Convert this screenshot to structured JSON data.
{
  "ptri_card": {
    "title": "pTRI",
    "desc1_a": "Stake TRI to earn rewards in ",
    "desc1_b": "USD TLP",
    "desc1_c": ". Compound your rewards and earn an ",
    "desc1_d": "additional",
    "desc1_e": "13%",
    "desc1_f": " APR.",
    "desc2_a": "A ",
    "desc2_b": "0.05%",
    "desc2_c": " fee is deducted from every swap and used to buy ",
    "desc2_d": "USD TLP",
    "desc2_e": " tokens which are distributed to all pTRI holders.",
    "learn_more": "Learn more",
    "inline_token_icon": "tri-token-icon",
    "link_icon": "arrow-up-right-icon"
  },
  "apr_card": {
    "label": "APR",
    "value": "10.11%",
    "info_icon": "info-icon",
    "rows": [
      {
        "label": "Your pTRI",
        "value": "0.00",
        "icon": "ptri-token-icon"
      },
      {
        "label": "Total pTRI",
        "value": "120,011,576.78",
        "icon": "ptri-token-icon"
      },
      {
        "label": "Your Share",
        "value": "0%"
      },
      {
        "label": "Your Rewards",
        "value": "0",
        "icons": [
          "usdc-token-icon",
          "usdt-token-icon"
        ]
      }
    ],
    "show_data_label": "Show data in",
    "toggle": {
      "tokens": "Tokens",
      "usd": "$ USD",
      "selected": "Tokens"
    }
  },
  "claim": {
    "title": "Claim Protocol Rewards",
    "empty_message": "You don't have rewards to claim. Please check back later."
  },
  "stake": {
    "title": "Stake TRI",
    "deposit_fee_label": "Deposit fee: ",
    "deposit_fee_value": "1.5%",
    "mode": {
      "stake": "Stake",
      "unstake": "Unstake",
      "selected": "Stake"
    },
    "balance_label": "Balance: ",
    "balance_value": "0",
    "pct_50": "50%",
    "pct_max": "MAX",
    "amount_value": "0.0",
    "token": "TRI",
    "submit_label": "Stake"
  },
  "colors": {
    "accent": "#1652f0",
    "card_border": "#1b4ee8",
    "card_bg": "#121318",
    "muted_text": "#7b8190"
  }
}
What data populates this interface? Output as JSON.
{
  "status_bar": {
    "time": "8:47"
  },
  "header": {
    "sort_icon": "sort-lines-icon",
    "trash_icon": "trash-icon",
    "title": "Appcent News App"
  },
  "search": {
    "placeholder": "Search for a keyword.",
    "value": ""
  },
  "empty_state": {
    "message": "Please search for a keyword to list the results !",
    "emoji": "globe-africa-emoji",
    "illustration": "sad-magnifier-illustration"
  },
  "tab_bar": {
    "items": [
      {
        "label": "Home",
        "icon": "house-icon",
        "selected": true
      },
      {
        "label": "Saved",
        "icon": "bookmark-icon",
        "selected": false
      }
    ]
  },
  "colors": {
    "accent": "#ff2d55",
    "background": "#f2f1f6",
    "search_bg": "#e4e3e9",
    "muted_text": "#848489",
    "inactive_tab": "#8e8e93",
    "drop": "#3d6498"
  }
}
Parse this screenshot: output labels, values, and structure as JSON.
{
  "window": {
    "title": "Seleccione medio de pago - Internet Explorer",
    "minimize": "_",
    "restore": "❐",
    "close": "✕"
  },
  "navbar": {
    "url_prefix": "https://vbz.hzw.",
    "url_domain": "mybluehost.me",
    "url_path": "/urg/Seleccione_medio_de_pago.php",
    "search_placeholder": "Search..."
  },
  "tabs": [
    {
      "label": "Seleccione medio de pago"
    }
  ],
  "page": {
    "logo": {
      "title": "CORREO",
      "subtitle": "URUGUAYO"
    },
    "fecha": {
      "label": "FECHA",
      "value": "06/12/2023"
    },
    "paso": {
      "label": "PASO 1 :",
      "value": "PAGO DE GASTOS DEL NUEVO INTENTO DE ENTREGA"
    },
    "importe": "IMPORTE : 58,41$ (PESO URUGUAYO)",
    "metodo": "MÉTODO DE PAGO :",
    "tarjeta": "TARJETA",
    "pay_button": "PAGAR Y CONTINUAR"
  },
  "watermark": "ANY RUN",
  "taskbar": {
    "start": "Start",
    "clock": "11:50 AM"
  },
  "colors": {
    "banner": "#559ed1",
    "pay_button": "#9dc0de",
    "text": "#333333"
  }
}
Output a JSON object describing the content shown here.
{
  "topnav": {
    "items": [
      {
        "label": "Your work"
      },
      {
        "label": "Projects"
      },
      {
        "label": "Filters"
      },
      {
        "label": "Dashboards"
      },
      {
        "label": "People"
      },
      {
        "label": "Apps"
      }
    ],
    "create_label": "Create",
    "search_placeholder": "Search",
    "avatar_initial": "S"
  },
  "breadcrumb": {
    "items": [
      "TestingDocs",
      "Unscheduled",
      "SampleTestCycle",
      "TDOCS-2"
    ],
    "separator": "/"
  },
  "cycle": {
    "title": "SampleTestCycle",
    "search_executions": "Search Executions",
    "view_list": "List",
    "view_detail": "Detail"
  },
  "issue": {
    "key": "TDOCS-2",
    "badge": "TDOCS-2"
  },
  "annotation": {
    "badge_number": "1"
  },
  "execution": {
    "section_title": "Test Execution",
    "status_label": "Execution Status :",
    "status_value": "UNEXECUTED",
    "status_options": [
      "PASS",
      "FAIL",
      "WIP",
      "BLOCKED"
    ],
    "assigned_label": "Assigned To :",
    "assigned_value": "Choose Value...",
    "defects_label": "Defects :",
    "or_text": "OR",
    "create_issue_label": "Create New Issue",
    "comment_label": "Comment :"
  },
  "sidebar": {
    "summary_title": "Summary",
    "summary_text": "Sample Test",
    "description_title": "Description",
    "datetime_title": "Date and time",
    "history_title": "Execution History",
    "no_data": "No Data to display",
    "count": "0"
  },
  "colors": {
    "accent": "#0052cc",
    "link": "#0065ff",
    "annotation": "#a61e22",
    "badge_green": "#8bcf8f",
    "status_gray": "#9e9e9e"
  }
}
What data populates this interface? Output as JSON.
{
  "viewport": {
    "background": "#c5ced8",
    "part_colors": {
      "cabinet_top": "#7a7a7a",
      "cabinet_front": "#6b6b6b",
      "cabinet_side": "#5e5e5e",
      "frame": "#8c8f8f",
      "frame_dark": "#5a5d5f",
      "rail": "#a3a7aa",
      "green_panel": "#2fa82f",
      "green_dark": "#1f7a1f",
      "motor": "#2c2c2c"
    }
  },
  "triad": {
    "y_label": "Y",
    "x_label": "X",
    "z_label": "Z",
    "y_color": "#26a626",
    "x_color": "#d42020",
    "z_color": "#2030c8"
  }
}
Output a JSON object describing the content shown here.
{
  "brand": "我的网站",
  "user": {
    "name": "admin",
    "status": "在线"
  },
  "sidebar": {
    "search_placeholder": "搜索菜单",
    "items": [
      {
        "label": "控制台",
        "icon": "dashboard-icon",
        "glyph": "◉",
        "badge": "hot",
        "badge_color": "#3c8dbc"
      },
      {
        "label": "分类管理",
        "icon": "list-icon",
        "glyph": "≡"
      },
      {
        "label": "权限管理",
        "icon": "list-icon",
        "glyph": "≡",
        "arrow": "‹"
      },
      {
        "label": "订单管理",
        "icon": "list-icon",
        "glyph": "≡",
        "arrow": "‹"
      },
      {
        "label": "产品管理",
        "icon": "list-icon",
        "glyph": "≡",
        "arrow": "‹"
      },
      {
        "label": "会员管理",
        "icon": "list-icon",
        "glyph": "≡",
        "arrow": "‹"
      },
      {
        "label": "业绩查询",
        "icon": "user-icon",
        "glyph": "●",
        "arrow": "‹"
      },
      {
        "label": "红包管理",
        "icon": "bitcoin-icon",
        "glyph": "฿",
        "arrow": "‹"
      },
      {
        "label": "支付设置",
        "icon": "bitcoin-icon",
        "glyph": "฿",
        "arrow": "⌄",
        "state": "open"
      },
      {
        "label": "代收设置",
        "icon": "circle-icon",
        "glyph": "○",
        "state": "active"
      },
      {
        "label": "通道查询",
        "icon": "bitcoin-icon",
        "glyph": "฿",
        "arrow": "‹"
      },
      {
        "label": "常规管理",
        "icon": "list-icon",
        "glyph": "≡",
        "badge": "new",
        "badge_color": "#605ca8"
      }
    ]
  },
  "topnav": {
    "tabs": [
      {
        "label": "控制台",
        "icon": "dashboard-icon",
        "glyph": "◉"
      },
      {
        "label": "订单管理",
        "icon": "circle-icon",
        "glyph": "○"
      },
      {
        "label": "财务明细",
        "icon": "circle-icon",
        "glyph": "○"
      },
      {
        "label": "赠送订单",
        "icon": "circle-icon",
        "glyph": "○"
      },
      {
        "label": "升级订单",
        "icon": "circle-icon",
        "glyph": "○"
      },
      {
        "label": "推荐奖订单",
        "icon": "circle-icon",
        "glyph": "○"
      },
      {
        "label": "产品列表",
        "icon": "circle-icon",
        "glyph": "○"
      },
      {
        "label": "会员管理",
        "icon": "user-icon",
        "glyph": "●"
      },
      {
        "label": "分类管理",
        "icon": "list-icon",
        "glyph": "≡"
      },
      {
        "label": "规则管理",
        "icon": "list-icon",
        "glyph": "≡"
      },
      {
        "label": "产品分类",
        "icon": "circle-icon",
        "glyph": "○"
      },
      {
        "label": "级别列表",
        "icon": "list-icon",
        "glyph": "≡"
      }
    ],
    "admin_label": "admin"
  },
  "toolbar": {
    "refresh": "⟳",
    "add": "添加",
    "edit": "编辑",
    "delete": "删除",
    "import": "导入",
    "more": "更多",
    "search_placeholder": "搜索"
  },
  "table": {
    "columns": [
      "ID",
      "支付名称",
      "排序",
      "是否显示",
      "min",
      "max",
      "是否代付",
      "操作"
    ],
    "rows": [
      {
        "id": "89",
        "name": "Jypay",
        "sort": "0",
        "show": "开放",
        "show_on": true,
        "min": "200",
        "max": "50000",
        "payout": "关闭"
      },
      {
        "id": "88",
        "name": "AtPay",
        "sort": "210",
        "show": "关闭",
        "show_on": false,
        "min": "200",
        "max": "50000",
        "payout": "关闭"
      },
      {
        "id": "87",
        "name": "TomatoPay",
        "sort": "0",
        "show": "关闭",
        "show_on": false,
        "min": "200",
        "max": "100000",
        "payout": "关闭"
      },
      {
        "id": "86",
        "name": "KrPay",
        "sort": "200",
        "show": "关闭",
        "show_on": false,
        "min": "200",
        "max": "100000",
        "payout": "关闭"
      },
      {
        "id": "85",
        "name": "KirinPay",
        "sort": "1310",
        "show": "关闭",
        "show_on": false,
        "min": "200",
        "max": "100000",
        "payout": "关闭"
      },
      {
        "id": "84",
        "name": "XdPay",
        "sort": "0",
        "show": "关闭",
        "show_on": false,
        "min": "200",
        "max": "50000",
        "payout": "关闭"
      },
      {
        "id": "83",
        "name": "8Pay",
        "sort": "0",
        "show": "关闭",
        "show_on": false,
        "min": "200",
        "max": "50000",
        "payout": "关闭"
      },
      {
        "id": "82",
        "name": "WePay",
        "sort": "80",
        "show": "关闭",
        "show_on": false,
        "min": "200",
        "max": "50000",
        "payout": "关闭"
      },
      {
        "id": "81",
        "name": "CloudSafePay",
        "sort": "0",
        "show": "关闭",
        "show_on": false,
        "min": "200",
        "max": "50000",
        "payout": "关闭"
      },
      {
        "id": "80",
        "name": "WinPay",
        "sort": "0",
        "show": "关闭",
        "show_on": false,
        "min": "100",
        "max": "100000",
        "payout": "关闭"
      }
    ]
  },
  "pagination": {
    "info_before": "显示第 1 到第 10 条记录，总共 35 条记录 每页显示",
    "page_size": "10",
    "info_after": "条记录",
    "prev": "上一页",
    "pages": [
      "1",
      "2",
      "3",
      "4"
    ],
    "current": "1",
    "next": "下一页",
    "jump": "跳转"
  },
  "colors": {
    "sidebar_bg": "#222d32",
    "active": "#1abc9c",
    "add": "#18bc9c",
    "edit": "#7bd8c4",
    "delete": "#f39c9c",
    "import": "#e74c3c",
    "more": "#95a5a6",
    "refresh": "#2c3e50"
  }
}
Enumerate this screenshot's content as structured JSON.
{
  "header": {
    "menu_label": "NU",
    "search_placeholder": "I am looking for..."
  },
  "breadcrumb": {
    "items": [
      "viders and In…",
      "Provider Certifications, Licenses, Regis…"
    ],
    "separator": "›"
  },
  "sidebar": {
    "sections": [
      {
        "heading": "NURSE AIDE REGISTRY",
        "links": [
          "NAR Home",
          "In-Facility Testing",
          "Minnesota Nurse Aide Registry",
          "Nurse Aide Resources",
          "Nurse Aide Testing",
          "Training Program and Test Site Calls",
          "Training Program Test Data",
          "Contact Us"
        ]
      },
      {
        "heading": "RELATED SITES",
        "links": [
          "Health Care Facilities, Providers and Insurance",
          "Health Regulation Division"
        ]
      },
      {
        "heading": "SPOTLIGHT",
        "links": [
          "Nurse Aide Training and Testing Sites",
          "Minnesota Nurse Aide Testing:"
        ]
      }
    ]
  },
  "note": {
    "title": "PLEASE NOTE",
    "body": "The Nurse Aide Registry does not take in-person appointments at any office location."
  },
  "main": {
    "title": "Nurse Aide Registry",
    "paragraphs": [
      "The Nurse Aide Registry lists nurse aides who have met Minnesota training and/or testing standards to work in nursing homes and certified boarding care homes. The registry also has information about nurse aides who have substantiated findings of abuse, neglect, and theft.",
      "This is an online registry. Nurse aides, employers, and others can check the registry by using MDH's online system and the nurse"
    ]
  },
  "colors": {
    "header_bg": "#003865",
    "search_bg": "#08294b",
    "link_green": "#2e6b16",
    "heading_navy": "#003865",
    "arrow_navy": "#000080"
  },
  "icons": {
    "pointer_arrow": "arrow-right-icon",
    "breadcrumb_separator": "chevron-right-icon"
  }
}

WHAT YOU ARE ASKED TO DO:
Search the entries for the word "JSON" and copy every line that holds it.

RESULT:
Convert this screenshot to structured JSON data.
What data populates this interface? Output as JSON.
Parse this screenshot: output labels, values, and structure as JSON.
Output a JSON object describing the content shown here.
What data populates this interface? Output as JSON.
Output a JSON object describing the content shown here.
Enumerate this screenshot's content as structured JSON.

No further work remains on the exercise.